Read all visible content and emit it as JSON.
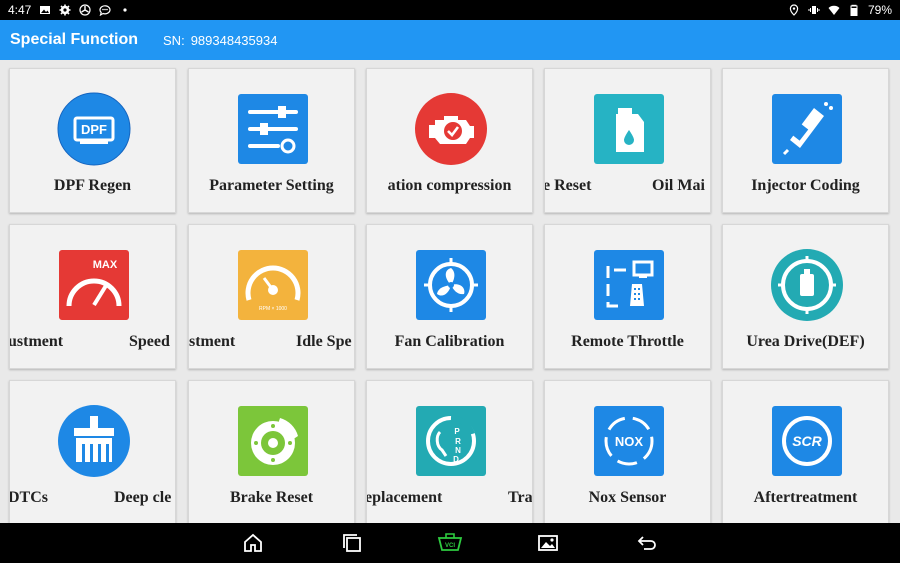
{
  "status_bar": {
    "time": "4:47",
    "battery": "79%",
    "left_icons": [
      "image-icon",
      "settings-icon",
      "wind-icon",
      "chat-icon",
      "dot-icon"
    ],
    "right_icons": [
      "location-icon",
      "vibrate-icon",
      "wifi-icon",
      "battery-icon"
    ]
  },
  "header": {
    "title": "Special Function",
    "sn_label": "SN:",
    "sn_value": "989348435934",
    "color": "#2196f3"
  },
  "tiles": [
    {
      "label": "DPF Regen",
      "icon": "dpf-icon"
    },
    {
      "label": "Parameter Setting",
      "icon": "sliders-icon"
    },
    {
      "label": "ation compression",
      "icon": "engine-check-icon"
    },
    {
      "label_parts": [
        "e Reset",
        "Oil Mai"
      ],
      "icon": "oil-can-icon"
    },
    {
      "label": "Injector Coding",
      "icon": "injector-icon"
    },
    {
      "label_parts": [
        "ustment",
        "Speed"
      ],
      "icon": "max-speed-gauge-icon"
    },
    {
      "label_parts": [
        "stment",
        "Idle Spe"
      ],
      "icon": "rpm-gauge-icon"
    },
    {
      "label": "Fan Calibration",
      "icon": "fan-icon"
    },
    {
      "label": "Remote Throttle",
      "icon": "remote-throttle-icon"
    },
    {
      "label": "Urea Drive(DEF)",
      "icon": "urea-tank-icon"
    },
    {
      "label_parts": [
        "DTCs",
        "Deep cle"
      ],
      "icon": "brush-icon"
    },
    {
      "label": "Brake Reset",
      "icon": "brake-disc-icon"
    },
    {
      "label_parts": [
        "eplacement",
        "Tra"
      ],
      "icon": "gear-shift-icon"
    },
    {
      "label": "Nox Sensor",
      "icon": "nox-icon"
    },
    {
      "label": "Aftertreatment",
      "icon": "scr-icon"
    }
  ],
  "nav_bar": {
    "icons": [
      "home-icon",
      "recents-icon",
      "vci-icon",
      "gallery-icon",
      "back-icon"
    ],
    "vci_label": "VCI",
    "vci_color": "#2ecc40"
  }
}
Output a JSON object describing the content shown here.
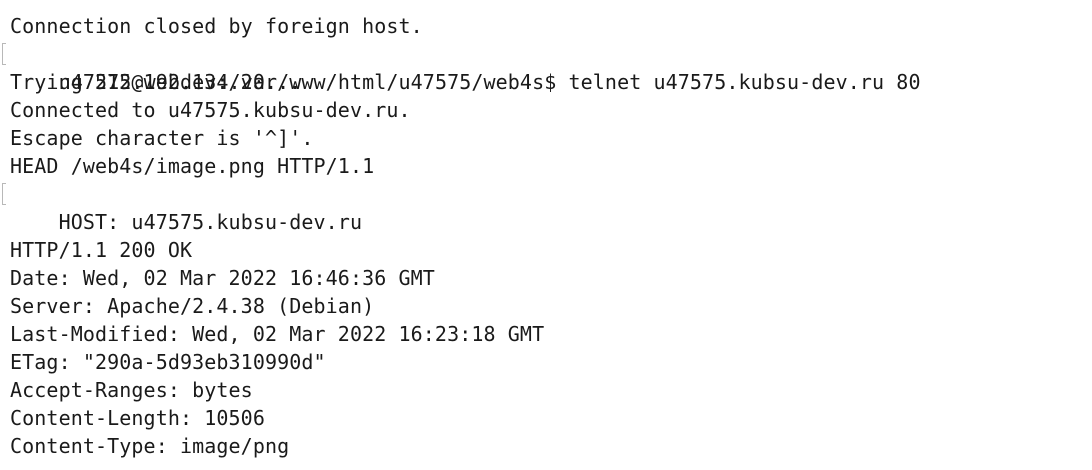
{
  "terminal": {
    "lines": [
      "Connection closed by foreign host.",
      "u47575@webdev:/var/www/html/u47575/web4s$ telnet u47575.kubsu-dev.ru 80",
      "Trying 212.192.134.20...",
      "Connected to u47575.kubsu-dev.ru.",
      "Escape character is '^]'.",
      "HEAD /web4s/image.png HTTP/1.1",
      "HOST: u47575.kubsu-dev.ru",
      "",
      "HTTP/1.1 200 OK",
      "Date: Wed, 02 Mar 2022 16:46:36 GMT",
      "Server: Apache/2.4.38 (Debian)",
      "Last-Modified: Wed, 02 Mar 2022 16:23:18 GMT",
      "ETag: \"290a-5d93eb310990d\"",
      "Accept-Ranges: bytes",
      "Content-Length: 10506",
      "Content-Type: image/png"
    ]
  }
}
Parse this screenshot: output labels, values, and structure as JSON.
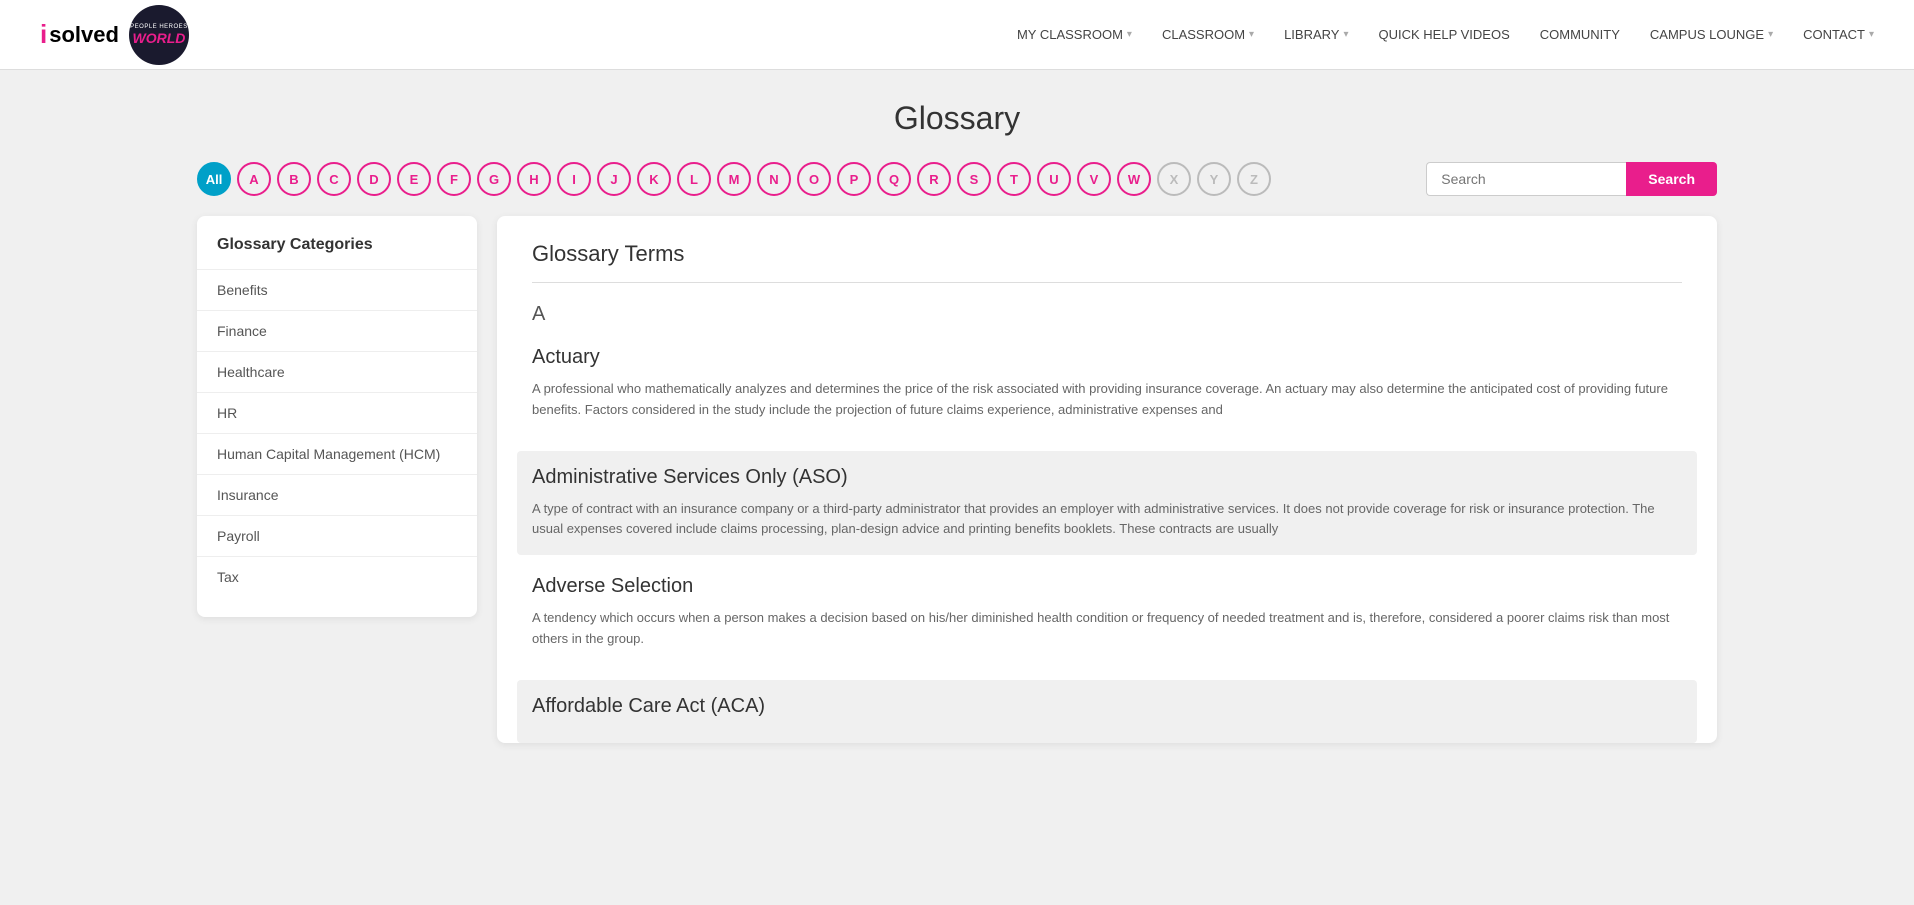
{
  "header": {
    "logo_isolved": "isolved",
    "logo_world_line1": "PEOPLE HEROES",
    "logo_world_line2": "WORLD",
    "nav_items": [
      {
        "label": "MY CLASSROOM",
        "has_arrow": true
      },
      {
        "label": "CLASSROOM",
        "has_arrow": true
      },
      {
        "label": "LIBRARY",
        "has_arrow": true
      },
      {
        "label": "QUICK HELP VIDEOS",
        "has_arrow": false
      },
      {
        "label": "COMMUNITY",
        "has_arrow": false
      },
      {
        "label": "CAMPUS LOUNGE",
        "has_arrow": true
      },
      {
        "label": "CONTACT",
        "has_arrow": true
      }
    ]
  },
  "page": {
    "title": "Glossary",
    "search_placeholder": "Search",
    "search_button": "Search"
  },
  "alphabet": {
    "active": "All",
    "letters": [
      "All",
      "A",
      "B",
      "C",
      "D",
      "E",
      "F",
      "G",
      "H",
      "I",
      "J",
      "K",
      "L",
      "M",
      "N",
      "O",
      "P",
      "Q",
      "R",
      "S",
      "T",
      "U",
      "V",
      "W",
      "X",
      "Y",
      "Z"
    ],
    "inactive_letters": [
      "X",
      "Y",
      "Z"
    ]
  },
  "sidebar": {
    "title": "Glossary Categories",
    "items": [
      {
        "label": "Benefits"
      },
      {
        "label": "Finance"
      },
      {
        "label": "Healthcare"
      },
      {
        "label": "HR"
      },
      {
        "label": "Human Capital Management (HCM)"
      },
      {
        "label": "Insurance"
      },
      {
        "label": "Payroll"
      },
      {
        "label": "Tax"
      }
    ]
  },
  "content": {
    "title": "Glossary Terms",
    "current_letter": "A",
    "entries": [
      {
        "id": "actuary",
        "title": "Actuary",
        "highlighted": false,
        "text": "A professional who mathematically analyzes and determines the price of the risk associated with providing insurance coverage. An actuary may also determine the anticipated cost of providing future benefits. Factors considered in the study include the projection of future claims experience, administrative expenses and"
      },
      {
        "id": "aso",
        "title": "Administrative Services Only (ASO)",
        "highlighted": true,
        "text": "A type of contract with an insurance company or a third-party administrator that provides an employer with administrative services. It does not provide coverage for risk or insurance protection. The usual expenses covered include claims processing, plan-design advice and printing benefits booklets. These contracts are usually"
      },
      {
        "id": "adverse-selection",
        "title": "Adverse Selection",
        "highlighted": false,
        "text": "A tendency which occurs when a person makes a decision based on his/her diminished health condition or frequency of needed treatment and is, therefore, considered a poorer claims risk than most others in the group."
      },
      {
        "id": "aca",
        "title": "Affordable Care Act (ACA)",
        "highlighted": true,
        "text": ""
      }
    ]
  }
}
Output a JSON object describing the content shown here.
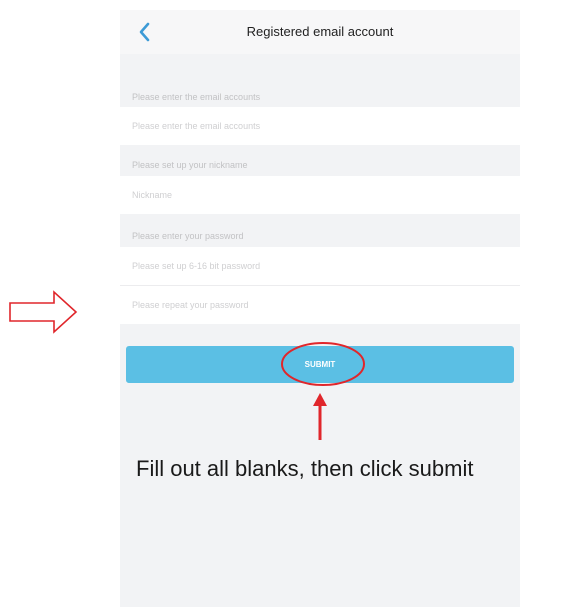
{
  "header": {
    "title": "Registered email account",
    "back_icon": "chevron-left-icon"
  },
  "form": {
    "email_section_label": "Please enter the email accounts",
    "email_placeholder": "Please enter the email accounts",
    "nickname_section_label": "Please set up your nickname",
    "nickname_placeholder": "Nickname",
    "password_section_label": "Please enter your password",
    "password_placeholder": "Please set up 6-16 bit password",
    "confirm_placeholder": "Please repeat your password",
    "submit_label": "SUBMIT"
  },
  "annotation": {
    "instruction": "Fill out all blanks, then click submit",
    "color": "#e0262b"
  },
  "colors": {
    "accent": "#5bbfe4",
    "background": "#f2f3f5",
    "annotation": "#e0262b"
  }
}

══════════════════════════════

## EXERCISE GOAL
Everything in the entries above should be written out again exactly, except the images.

## OUTPUT FOR THIS TASK
Read all visible content and emit it as JSON.
{
  "status_bar": {
    "time": "4:47",
    "battery": "79%",
    "left_icons": [
      "image-icon",
      "settings-icon",
      "wind-icon",
      "chat-icon",
      "dot-icon"
    ],
    "right_icons": [
      "location-icon",
      "vibrate-icon",
      "wifi-icon",
      "battery-icon"
    ]
  },
  "header": {
    "title": "Special Function",
    "sn_label": "SN:",
    "sn_value": "989348435934",
    "color": "#2196f3"
  },
  "tiles": [
    {
      "label": "DPF Regen",
      "icon": "dpf-icon"
    },
    {
      "label": "Parameter Setting",
      "icon": "sliders-icon"
    },
    {
      "label": "ation compression",
      "icon": "engine-check-icon"
    },
    {
      "label_parts": [
        "e Reset",
        "Oil Mai"
      ],
      "icon": "oil-can-icon"
    },
    {
      "label": "Injector Coding",
      "icon": "injector-icon"
    },
    {
      "label_parts": [
        "ustment",
        "Speed"
      ],
      "icon": "max-speed-gauge-icon"
    },
    {
      "label_parts": [
        "stment",
        "Idle Spe"
      ],
      "icon": "rpm-gauge-icon"
    },
    {
      "label": "Fan Calibration",
      "icon": "fan-icon"
    },
    {
      "label": "Remote Throttle",
      "icon": "remote-throttle-icon"
    },
    {
      "label": "Urea Drive(DEF)",
      "icon": "urea-tank-icon"
    },
    {
      "label_parts": [
        "DTCs",
        "Deep cle"
      ],
      "icon": "brush-icon"
    },
    {
      "label": "Brake Reset",
      "icon": "brake-disc-icon"
    },
    {
      "label_parts": [
        "eplacement",
        "Tra"
      ],
      "icon": "gear-shift-icon"
    },
    {
      "label": "Nox Sensor",
      "icon": "nox-icon"
    },
    {
      "label": "Aftertreatment",
      "icon": "scr-icon"
    }
  ],
  "nav_bar": {
    "icons": [
      "home-icon",
      "recents-icon",
      "vci-icon",
      "gallery-icon",
      "back-icon"
    ],
    "vci_label": "VCI",
    "vci_color": "#2ecc40"
  }
}
Output a JSON object describing the content shown here.
{
  "terminal": {
    "lines": [
      "Connection closed by foreign host.",
      "u47575@webdev:/var/www/html/u47575/web4s$ telnet u47575.kubsu-dev.ru 80",
      "Trying 212.192.134.20...",
      "Connected to u47575.kubsu-dev.ru.",
      "Escape character is '^]'.",
      "HEAD /web4s/image.png HTTP/1.1",
      "HOST: u47575.kubsu-dev.ru",
      "",
      "HTTP/1.1 200 OK",
      "Date: Wed, 02 Mar 2022 16:46:36 GMT",
      "Server: Apache/2.4.38 (Debian)",
      "Last-Modified: Wed, 02 Mar 2022 16:23:18 GMT",
      "ETag: \"290a-5d93eb310990d\"",
      "Accept-Ranges: bytes",
      "Content-Length: 10506",
      "Content-Type: image/png"
    ]
  }
}
Parse this screenshot: output labels, values, and structure as JSON.
{
  "header": {
    "logo_isolved": "isolved",
    "logo_world_line1": "PEOPLE HEROES",
    "logo_world_line2": "WORLD",
    "nav_items": [
      {
        "label": "MY CLASSROOM",
        "has_arrow": true
      },
      {
        "label": "CLASSROOM",
        "has_arrow": true
      },
      {
        "label": "LIBRARY",
        "has_arrow": true
      },
      {
        "label": "QUICK HELP VIDEOS",
        "has_arrow": false
      },
      {
        "label": "COMMUNITY",
        "has_arrow": false
      },
      {
        "label": "CAMPUS LOUNGE",
        "has_arrow": true
      },
      {
        "label": "CONTACT",
        "has_arrow": true
      }
    ]
  },
  "page": {
    "title": "Glossary",
    "search_placeholder": "Search",
    "search_button": "Search"
  },
  "alphabet": {
    "active": "All",
    "letters": [
      "All",
      "A",
      "B",
      "C",
      "D",
      "E",
      "F",
      "G",
      "H",
      "I",
      "J",
      "K",
      "L",
      "M",
      "N",
      "O",
      "P",
      "Q",
      "R",
      "S",
      "T",
      "U",
      "V",
      "W",
      "X",
      "Y",
      "Z"
    ],
    "inactive_letters": [
      "X",
      "Y",
      "Z"
    ]
  },
  "sidebar": {
    "title": "Glossary Categories",
    "items": [
      {
        "label": "Benefits"
      },
      {
        "label": "Finance"
      },
      {
        "label": "Healthcare"
      },
      {
        "label": "HR"
      },
      {
        "label": "Human Capital Management (HCM)"
      },
      {
        "label": "Insurance"
      },
      {
        "label": "Payroll"
      },
      {
        "label": "Tax"
      }
    ]
  },
  "content": {
    "title": "Glossary Terms",
    "current_letter": "A",
    "entries": [
      {
        "id": "actuary",
        "title": "Actuary",
        "highlighted": false,
        "text": "A professional who mathematically analyzes and determines the price of the risk associated with providing insurance coverage. An actuary may also determine the anticipated cost of providing future benefits. Factors considered in the study include the projection of future claims experience, administrative expenses and"
      },
      {
        "id": "aso",
        "title": "Administrative Services Only (ASO)",
        "highlighted": true,
        "text": "A type of contract with an insurance company or a third-party administrator that provides an employer with administrative services. It does not provide coverage for risk or insurance protection. The usual expenses covered include claims processing, plan-design advice and printing benefits booklets. These contracts are usually"
      },
      {
        "id": "adverse-selection",
        "title": "Adverse Selection",
        "highlighted": false,
        "text": "A tendency which occurs when a person makes a decision based on his/her diminished health condition or frequency of needed treatment and is, therefore, considered a poorer claims risk than most others in the group."
      },
      {
        "id": "aca",
        "title": "Affordable Care Act (ACA)",
        "highlighted": true,
        "text": ""
      }
    ]
  }
}
Output a JSON object describing the content shown here.
{
  "header": {
    "title": "Registered email account",
    "back_icon": "chevron-left-icon"
  },
  "form": {
    "email_section_label": "Please enter the email accounts",
    "email_placeholder": "Please enter the email accounts",
    "nickname_section_label": "Please set up your nickname",
    "nickname_placeholder": "Nickname",
    "password_section_label": "Please enter your password",
    "password_placeholder": "Please set up 6-16 bit password",
    "confirm_placeholder": "Please repeat your password",
    "submit_label": "SUBMIT"
  },
  "annotation": {
    "instruction": "Fill out all blanks, then click submit",
    "color": "#e0262b"
  },
  "colors": {
    "accent": "#5bbfe4",
    "background": "#f2f3f5",
    "annotation": "#e0262b"
  }
}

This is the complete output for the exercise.